Nothing should differ between your answer and the records.

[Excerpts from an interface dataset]
▬▬▬▬▬▬
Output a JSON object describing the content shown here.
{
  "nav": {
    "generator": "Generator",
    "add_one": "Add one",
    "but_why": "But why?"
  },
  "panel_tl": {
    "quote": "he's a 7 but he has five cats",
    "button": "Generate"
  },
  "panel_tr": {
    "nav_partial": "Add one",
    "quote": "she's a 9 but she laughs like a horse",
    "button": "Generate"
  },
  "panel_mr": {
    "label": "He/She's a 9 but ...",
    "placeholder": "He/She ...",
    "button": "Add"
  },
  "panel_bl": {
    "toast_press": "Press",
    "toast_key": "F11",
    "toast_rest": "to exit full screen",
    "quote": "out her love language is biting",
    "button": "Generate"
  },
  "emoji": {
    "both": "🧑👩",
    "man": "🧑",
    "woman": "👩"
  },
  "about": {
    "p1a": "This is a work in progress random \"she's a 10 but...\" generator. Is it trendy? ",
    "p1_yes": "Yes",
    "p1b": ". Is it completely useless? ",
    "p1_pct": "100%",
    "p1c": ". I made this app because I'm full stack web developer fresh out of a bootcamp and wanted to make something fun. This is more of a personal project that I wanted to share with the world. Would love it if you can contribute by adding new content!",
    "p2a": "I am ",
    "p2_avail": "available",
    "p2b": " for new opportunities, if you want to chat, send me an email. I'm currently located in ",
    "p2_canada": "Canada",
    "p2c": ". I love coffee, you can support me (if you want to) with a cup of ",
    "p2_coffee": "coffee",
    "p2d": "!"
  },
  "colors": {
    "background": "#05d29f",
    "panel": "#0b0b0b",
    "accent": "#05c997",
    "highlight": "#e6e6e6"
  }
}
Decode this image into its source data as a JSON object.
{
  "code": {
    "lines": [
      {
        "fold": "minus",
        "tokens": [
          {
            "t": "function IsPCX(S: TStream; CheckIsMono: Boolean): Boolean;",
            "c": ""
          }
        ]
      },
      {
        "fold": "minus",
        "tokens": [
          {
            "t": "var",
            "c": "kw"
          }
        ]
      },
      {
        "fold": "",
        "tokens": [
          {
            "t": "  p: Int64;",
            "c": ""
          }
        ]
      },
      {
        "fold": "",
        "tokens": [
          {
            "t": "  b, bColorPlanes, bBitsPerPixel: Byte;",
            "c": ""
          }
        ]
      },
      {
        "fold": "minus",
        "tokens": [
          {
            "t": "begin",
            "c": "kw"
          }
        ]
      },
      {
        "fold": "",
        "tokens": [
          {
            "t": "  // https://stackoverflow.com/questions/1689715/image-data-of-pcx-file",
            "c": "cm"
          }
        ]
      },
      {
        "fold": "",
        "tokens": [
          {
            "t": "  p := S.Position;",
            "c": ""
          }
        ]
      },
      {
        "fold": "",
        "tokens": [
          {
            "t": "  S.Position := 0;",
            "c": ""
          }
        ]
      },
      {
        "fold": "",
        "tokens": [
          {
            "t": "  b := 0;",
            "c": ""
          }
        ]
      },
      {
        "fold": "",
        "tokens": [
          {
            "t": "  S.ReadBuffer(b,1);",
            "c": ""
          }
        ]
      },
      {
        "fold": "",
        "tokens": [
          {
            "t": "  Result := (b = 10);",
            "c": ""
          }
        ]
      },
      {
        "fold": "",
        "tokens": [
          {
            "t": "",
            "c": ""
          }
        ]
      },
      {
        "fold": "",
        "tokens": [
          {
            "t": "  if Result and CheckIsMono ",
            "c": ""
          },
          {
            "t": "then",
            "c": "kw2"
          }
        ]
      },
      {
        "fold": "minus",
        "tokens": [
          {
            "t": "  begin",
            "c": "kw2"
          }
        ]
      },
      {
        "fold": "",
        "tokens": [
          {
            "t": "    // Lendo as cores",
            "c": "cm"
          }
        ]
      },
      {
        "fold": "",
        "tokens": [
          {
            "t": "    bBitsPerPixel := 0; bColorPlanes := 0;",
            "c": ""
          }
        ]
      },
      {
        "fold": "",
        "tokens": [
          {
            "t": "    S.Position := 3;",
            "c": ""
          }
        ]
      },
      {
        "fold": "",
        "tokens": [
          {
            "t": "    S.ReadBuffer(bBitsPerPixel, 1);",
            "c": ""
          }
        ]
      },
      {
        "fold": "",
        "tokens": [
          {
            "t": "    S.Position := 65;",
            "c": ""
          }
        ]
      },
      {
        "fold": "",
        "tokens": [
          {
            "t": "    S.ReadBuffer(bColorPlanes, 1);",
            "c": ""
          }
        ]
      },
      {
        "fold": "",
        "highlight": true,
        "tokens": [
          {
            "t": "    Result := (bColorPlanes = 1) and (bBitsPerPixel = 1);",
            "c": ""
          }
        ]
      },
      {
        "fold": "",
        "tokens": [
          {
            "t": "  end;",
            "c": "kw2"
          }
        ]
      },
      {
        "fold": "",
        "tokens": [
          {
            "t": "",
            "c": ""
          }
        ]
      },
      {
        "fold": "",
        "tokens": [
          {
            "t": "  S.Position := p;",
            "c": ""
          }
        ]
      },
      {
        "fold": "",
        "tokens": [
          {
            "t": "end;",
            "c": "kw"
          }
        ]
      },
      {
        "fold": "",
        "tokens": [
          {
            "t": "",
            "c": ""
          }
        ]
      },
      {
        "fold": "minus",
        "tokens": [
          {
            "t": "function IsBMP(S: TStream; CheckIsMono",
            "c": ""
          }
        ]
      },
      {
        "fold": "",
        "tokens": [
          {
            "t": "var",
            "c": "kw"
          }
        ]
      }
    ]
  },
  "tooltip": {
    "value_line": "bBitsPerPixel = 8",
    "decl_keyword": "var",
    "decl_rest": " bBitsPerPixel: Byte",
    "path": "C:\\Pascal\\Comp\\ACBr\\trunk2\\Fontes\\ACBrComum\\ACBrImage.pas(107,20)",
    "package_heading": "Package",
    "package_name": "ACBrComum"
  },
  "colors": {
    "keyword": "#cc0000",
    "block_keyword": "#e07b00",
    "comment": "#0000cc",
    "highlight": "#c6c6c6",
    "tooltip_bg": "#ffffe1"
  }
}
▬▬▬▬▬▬
**Reply**
Output a JSON object describing the content shown here.
{
  "nav": {
    "generator": "Generator",
    "add_one": "Add one",
    "but_why": "But why?"
  },
  "panel_tl": {
    "quote": "he's a 7 but he has five cats",
    "button": "Generate"
  },
  "panel_tr": {
    "nav_partial": "Add one",
    "quote": "she's a 9 but she laughs like a horse",
    "button": "Generate"
  },
  "panel_mr": {
    "label": "He/She's a 9 but ...",
    "placeholder": "He/She ...",
    "button": "Add"
  },
  "panel_bl": {
    "toast_press": "Press",
    "toast_key": "F11",
    "toast_rest": "to exit full screen",
    "quote": "out her love language is biting",
    "button": "Generate"
  },
  "emoji": {
    "both": "🧑👩",
    "man": "🧑",
    "woman": "👩"
  },
  "about": {
    "p1a": "This is a work in progress random \"she's a 10 but...\" generator. Is it trendy? ",
    "p1_yes": "Yes",
    "p1b": ". Is it completely useless? ",
    "p1_pct": "100%",
    "p1c": ". I made this app because I'm full stack web developer fresh out of a bootcamp and wanted to make something fun. This is more of a personal project that I wanted to share with the world. Would love it if you can contribute by adding new content!",
    "p2a": "I am ",
    "p2_avail": "available",
    "p2b": " for new opportunities, if you want to chat, send me an email. I'm currently located in ",
    "p2_canada": "Canada",
    "p2c": ". I love coffee, you can support me (if you want to) with a cup of ",
    "p2_coffee": "coffee",
    "p2d": "!"
  },
  "colors": {
    "background": "#05d29f",
    "panel": "#0b0b0b",
    "accent": "#05c997",
    "highlight": "#e6e6e6"
  }
}
Decode this image into its source data as a JSON object.
{
  "code": {
    "lines": [
      {
        "fold": "minus",
        "tokens": [
          {
            "t": "function IsPCX(S: TStream; CheckIsMono: Boolean): Boolean;",
            "c": ""
          }
        ]
      },
      {
        "fold": "minus",
        "tokens": [
          {
            "t": "var",
            "c": "kw"
          }
        ]
      },
      {
        "fold": "",
        "tokens": [
          {
            "t": "  p: Int64;",
            "c": ""
          }
        ]
      },
      {
        "fold": "",
        "tokens": [
          {
            "t": "  b, bColorPlanes, bBitsPerPixel: Byte;",
            "c": ""
          }
        ]
      },
      {
        "fold": "minus",
        "tokens": [
          {
            "t": "begin",
            "c": "kw"
          }
        ]
      },
      {
        "fold": "",
        "tokens": [
          {
            "t": "  // https://stackoverflow.com/questions/1689715/image-data-of-pcx-file",
            "c": "cm"
          }
        ]
      },
      {
        "fold": "",
        "tokens": [
          {
            "t": "  p := S.Position;",
            "c": ""
          }
        ]
      },
      {
        "fold": "",
        "tokens": [
          {
            "t": "  S.Position := 0;",
            "c": ""
          }
        ]
      },
      {
        "fold": "",
        "tokens": [
          {
            "t": "  b := 0;",
            "c": ""
          }
        ]
      },
      {
        "fold": "",
        "tokens": [
          {
            "t": "  S.ReadBuffer(b,1);",
            "c": ""
          }
        ]
      },
      {
        "fold": "",
        "tokens": [
          {
            "t": "  Result := (b = 10);",
            "c": ""
          }
        ]
      },
      {
        "fold": "",
        "tokens": [
          {
            "t": "",
            "c": ""
          }
        ]
      },
      {
        "fold": "",
        "tokens": [
          {
            "t": "  if Result and CheckIsMono ",
            "c": ""
          },
          {
            "t": "then",
            "c": "kw2"
          }
        ]
      },
      {
        "fold": "minus",
        "tokens": [
          {
            "t": "  begin",
            "c": "kw2"
          }
        ]
      },
      {
        "fold": "",
        "tokens": [
          {
            "t": "    // Lendo as cores",
            "c": "cm"
          }
        ]
      },
      {
        "fold": "",
        "tokens": [
          {
            "t": "    bBitsPerPixel := 0; bColorPlanes := 0;",
            "c": ""
          }
        ]
      },
      {
        "fold": "",
        "tokens": [
          {
            "t": "    S.Position := 3;",
            "c": ""
          }
        ]
      },
      {
        "fold": "",
        "tokens": [
          {
            "t": "    S.ReadBuffer(bBitsPerPixel, 1);",
            "c": ""
          }
        ]
      },
      {
        "fold": "",
        "tokens": [
          {
            "t": "    S.Position := 65;",
            "c": ""
          }
        ]
      },
      {
        "fold": "",
        "tokens": [
          {
            "t": "    S.ReadBuffer(bColorPlanes, 1);",
            "c": ""
          }
        ]
      },
      {
        "fold": "",
        "highlight": true,
        "tokens": [
          {
            "t": "    Result := (bColorPlanes = 1) and (bBitsPerPixel = 1);",
            "c": ""
          }
        ]
      },
      {
        "fold": "",
        "tokens": [
          {
            "t": "  end;",
            "c": "kw2"
          }
        ]
      },
      {
        "fold": "",
        "tokens": [
          {
            "t": "",
            "c": ""
          }
        ]
      },
      {
        "fold": "",
        "tokens": [
          {
            "t": "  S.Position := p;",
            "c": ""
          }
        ]
      },
      {
        "fold": "",
        "tokens": [
          {
            "t": "end;",
            "c": "kw"
          }
        ]
      },
      {
        "fold": "",
        "tokens": [
          {
            "t": "",
            "c": ""
          }
        ]
      },
      {
        "fold": "minus",
        "tokens": [
          {
            "t": "function IsBMP(S: TStream; CheckIsMono",
            "c": ""
          }
        ]
      },
      {
        "fold": "",
        "tokens": [
          {
            "t": "var",
            "c": "kw"
          }
        ]
      }
    ]
  },
  "tooltip": {
    "value_line": "bBitsPerPixel = 8",
    "decl_keyword": "var",
    "decl_rest": " bBitsPerPixel: Byte",
    "path": "C:\\Pascal\\Comp\\ACBr\\trunk2\\Fontes\\ACBrComum\\ACBrImage.pas(107,20)",
    "package_heading": "Package",
    "package_name": "ACBrComum"
  },
  "colors": {
    "keyword": "#cc0000",
    "block_keyword": "#e07b00",
    "comment": "#0000cc",
    "highlight": "#c6c6c6",
    "tooltip_bg": "#ffffe1"
  }
}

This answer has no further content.